At present Renault, Ferrari, Sauber, Jaguar, Jordan and Minardi have agreed to the amendments; Williams, McLaren, BAR and Toyota have not.
"At the moment we're assuming the regulations will be as written in Max's document," Michael says. "That's what it will be aerodynamically. We're getting on with it assuming that's not going to change, and I don't think it will because there's general agreement in the TWG with the way they've been written.
"But The final date for agreement is the 6th of September, so until then there's general agreement and anyone can walk into the meeting and say 'is there general agreement on this point?' and people will say yes, yes, no, yes and that sort of thing, but the 6th of September is when you walk in there and say, 'yes I agree to this package' or 'no I don't', and that's the final vote that matters. So there are six teams now, and whether that's two teams or ten teams it doesn't really matter – it's the vote on the 6th of September that really matters."

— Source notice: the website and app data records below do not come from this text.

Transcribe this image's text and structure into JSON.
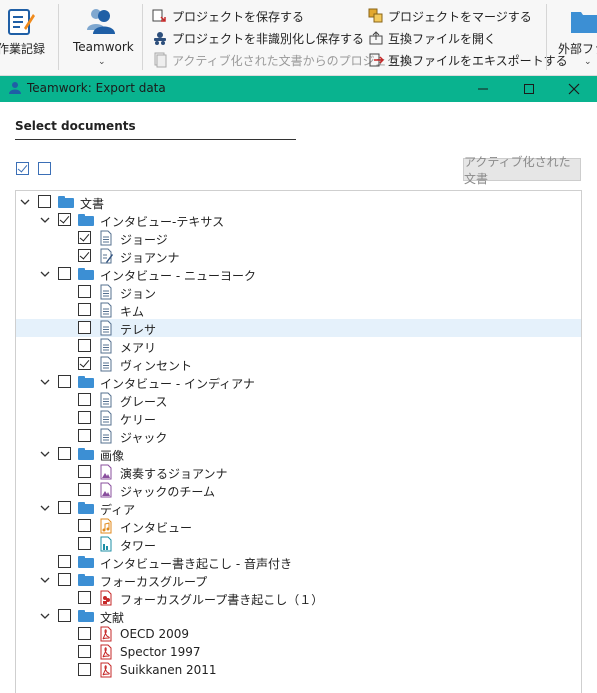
{
  "ribbon": {
    "worklog_label": "作業記録",
    "teamwork_label": "Teamwork",
    "external_label": "外部ファ",
    "save_project": "プロジェクトを保存する",
    "save_anonymized": "プロジェクトを非識別化し保存する",
    "project_from_active": "アクティブ化された文書からのプロジェクト",
    "merge_project": "プロジェクトをマージする",
    "open_exchange": "互換ファイルを開く",
    "export_exchange": "互換ファイルをエキスポートする"
  },
  "window": {
    "title": "Teamwork: Export data"
  },
  "panel": {
    "section_title": "Select documents",
    "activated_docs_button": "アクティブ化された文書"
  },
  "tree": [
    {
      "label": "文書",
      "level": 0,
      "type": "folder",
      "expand": true,
      "checked": false
    },
    {
      "label": "インタビュー-テキサス",
      "level": 1,
      "type": "folder",
      "expand": true,
      "checked": true
    },
    {
      "label": "ジョージ",
      "level": 2,
      "type": "doc",
      "checked": true
    },
    {
      "label": "ジョアンナ",
      "level": 2,
      "type": "doc-edit",
      "checked": true
    },
    {
      "label": "インタビュー - ニューヨーク",
      "level": 1,
      "type": "folder",
      "expand": true,
      "checked": false
    },
    {
      "label": "ジョン",
      "level": 2,
      "type": "doc",
      "checked": false
    },
    {
      "label": "キム",
      "level": 2,
      "type": "doc",
      "checked": false
    },
    {
      "label": "テレサ",
      "level": 2,
      "type": "doc",
      "checked": false,
      "selected": true
    },
    {
      "label": "メアリ",
      "level": 2,
      "type": "doc",
      "checked": false
    },
    {
      "label": "ヴィンセント",
      "level": 2,
      "type": "doc",
      "checked": true
    },
    {
      "label": "インタビュー - インディアナ",
      "level": 1,
      "type": "folder",
      "expand": true,
      "checked": false
    },
    {
      "label": "グレース",
      "level": 2,
      "type": "doc",
      "checked": false
    },
    {
      "label": "ケリー",
      "level": 2,
      "type": "doc",
      "checked": false
    },
    {
      "label": "ジャック",
      "level": 2,
      "type": "doc",
      "checked": false
    },
    {
      "label": "画像",
      "level": 1,
      "type": "folder",
      "expand": true,
      "checked": false
    },
    {
      "label": "演奏するジョアンナ",
      "level": 2,
      "type": "image",
      "checked": false
    },
    {
      "label": "ジャックのチーム",
      "level": 2,
      "type": "image",
      "checked": false
    },
    {
      "label": "ディア",
      "level": 1,
      "type": "folder",
      "expand": true,
      "checked": false
    },
    {
      "label": "インタビュー",
      "level": 2,
      "type": "audio",
      "checked": false
    },
    {
      "label": "タワー",
      "level": 2,
      "type": "video",
      "checked": false
    },
    {
      "label": "インタビュー書き起こし - 音声付き",
      "level": 1,
      "type": "folder",
      "expand": false,
      "checked": false
    },
    {
      "label": "フォーカスグループ",
      "level": 1,
      "type": "folder",
      "expand": true,
      "checked": false
    },
    {
      "label": "フォーカスグループ書き起こし（１）",
      "level": 2,
      "type": "focus",
      "checked": false
    },
    {
      "label": "文献",
      "level": 1,
      "type": "folder",
      "expand": true,
      "checked": false
    },
    {
      "label": "OECD 2009",
      "level": 2,
      "type": "pdf",
      "checked": false
    },
    {
      "label": "Spector 1997",
      "level": 2,
      "type": "pdf",
      "checked": false
    },
    {
      "label": "Suikkanen 2011",
      "level": 2,
      "type": "pdf",
      "checked": false
    }
  ],
  "colors": {
    "titlebar": "#09b38f",
    "folder": "#3c8fd4",
    "selection": "#e5f1fb"
  }
}
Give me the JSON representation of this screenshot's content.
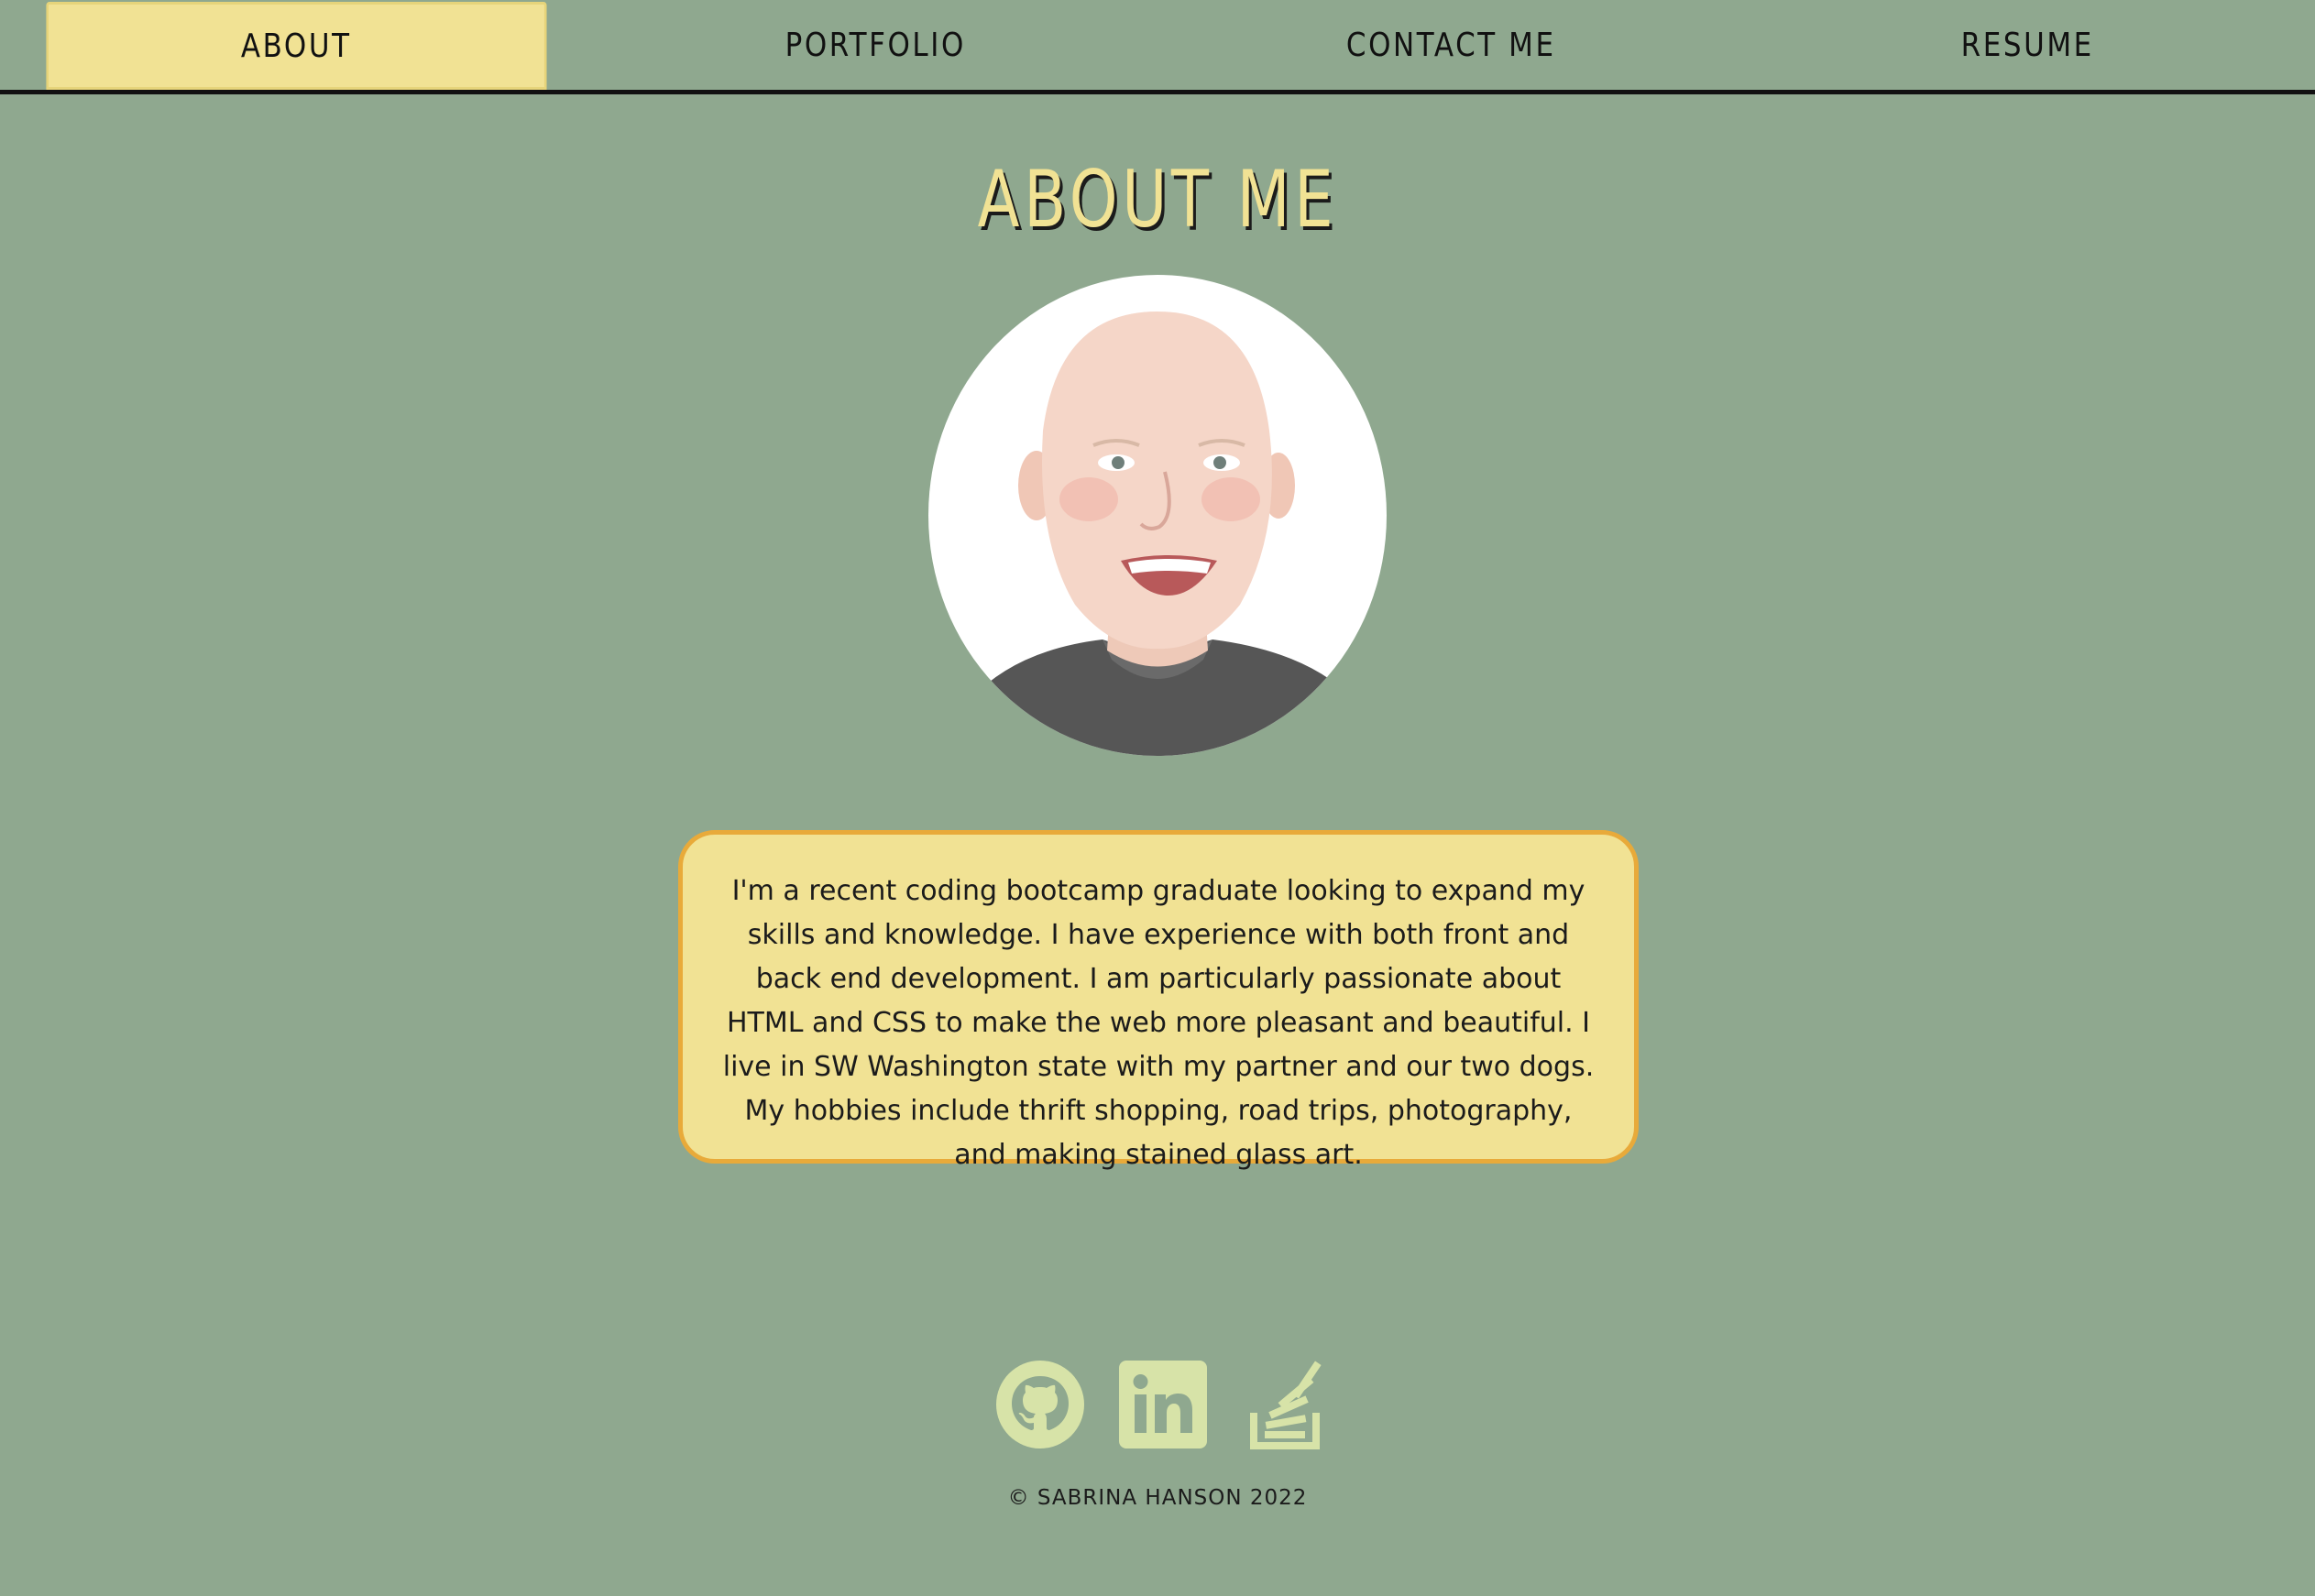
{
  "nav": {
    "items": [
      {
        "label": "ABOUT",
        "active": true
      },
      {
        "label": "PORTFOLIO",
        "active": false
      },
      {
        "label": "CONTACT ME",
        "active": false
      },
      {
        "label": "RESUME",
        "active": false
      }
    ]
  },
  "main": {
    "title": "ABOUT ME",
    "bio": "I'm a recent coding bootcamp graduate looking to expand my skills and knowledge. I have experience with both front and back end development. I am particularly passionate about HTML and CSS to make the web more pleasant and beautiful. I live in SW Washington state with my partner and our two dogs. My hobbies include thrift shopping, road trips, photography, and making stained glass art."
  },
  "social": {
    "icons": [
      "github-icon",
      "linkedin-icon",
      "stackoverflow-icon"
    ]
  },
  "footer": {
    "copyright": "© SABRINA HANSON 2022"
  },
  "colors": {
    "background": "#8fa88f",
    "accent": "#f1e294",
    "border_accent": "#e8aa3a",
    "icon": "#d7e3a8",
    "text": "#1b1b1b"
  }
}
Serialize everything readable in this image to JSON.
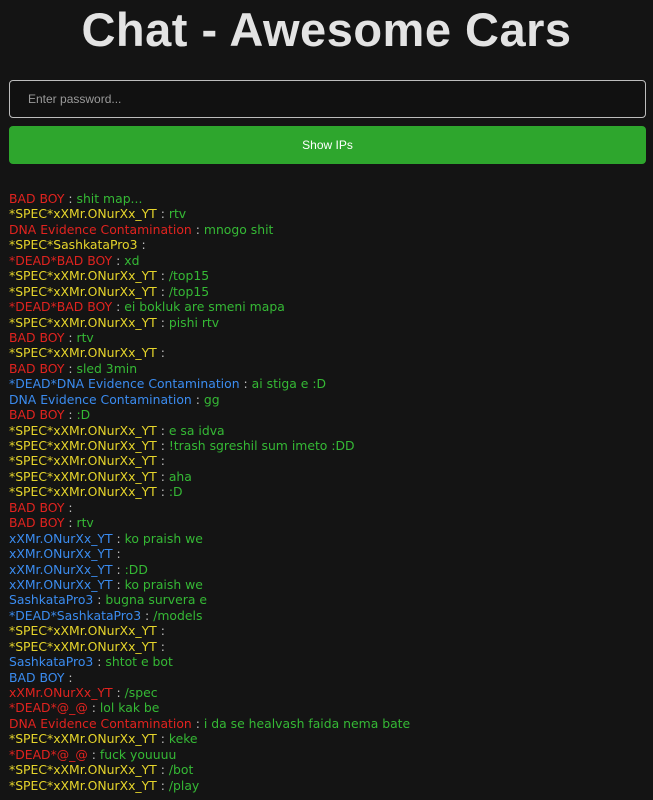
{
  "page": {
    "title": "Chat - Awesome Cars",
    "password_placeholder": "Enter password...",
    "show_ips_label": "Show IPs"
  },
  "colors": {
    "red": "#e1231f",
    "yellow": "#e6d52b",
    "blue": "#3b8cf0",
    "message_text": "#35b935",
    "button_green": "#2ea62d"
  },
  "separator": ":",
  "messages": [
    {
      "name": "BAD BOY",
      "color": "red",
      "text": "shit map..."
    },
    {
      "name": "*SPEC*xXMr.ONurXx_YT",
      "color": "yellow",
      "text": "rtv"
    },
    {
      "name": "DNA Evidence Contamination",
      "color": "red",
      "text": "mnogo shit"
    },
    {
      "name": "*SPEC*SashkataPro3",
      "color": "yellow",
      "text": ""
    },
    {
      "name": "*DEAD*BAD BOY",
      "color": "red",
      "text": "xd"
    },
    {
      "name": "*SPEC*xXMr.ONurXx_YT",
      "color": "yellow",
      "text": "/top15"
    },
    {
      "name": "*SPEC*xXMr.ONurXx_YT",
      "color": "yellow",
      "text": "/top15"
    },
    {
      "name": "*DEAD*BAD BOY",
      "color": "red",
      "text": "ei bokluk are smeni mapa"
    },
    {
      "name": "*SPEC*xXMr.ONurXx_YT",
      "color": "yellow",
      "text": "pishi rtv"
    },
    {
      "name": "BAD BOY",
      "color": "red",
      "text": "rtv"
    },
    {
      "name": "*SPEC*xXMr.ONurXx_YT",
      "color": "yellow",
      "text": ""
    },
    {
      "name": "BAD BOY",
      "color": "red",
      "text": "sled 3min"
    },
    {
      "name": "*DEAD*DNA Evidence Contamination",
      "color": "blue",
      "text": "ai stiga e :D"
    },
    {
      "name": "DNA Evidence Contamination",
      "color": "blue",
      "text": "gg"
    },
    {
      "name": "BAD BOY",
      "color": "red",
      "text": ":D"
    },
    {
      "name": "*SPEC*xXMr.ONurXx_YT",
      "color": "yellow",
      "text": "e sa idva"
    },
    {
      "name": "*SPEC*xXMr.ONurXx_YT",
      "color": "yellow",
      "text": "!trash sgreshil sum imeto :DD"
    },
    {
      "name": "*SPEC*xXMr.ONurXx_YT",
      "color": "yellow",
      "text": ""
    },
    {
      "name": "*SPEC*xXMr.ONurXx_YT",
      "color": "yellow",
      "text": "aha"
    },
    {
      "name": "*SPEC*xXMr.ONurXx_YT",
      "color": "yellow",
      "text": ":D"
    },
    {
      "name": "BAD BOY",
      "color": "red",
      "text": ""
    },
    {
      "name": "BAD BOY",
      "color": "red",
      "text": "rtv"
    },
    {
      "name": "xXMr.ONurXx_YT",
      "color": "blue",
      "text": "ko praish we"
    },
    {
      "name": "xXMr.ONurXx_YT",
      "color": "blue",
      "text": ""
    },
    {
      "name": "xXMr.ONurXx_YT",
      "color": "blue",
      "text": ":DD"
    },
    {
      "name": "xXMr.ONurXx_YT",
      "color": "blue",
      "text": "ko praish we"
    },
    {
      "name": "SashkataPro3",
      "color": "blue",
      "text": "bugna survera e"
    },
    {
      "name": "*DEAD*SashkataPro3",
      "color": "blue",
      "text": "/models"
    },
    {
      "name": "*SPEC*xXMr.ONurXx_YT",
      "color": "yellow",
      "text": ""
    },
    {
      "name": "*SPEC*xXMr.ONurXx_YT",
      "color": "yellow",
      "text": ""
    },
    {
      "name": "SashkataPro3",
      "color": "blue",
      "text": "shtot e bot"
    },
    {
      "name": "BAD BOY",
      "color": "blue",
      "text": ""
    },
    {
      "name": "xXMr.ONurXx_YT",
      "color": "red",
      "text": "/spec"
    },
    {
      "name": "*DEAD*@_@",
      "color": "red",
      "text": "lol kak be"
    },
    {
      "name": "DNA Evidence Contamination",
      "color": "red",
      "text": "i da se healvash faida nema bate"
    },
    {
      "name": "*SPEC*xXMr.ONurXx_YT",
      "color": "yellow",
      "text": "keke"
    },
    {
      "name": "*DEAD*@_@",
      "color": "red",
      "text": "fuck youuuu"
    },
    {
      "name": "*SPEC*xXMr.ONurXx_YT",
      "color": "yellow",
      "text": "/bot"
    },
    {
      "name": "*SPEC*xXMr.ONurXx_YT",
      "color": "yellow",
      "text": "/play"
    }
  ]
}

DC: Can't they get the TWG agreement out of the way?
Michael: "Only if they have eighty percent - there's not eighty percent at this stage. The problem is that the package comprises of aero, tyres, the 2005 engine and the 2006 engine, so there are a lot of things to agree to as a package."
DC: Would it be fair to say that it's the engines that are holding up Williams on agreeing?
Michael: "Most likely yeah – I think that's fair to say. It's most likely fair to say not just in Williams's case, but probably everybody's."
DC: Well, the other four anyway.
Michael: "Yeah – put it this way, if we had a meeting in thirty minutes and Charlie [Whiting] said, "you've all got to decide yes or no on the aero regulations now," I'm quite sure you'd get unanimous agreement, so that probably tells you that those are not the things that are holding it up."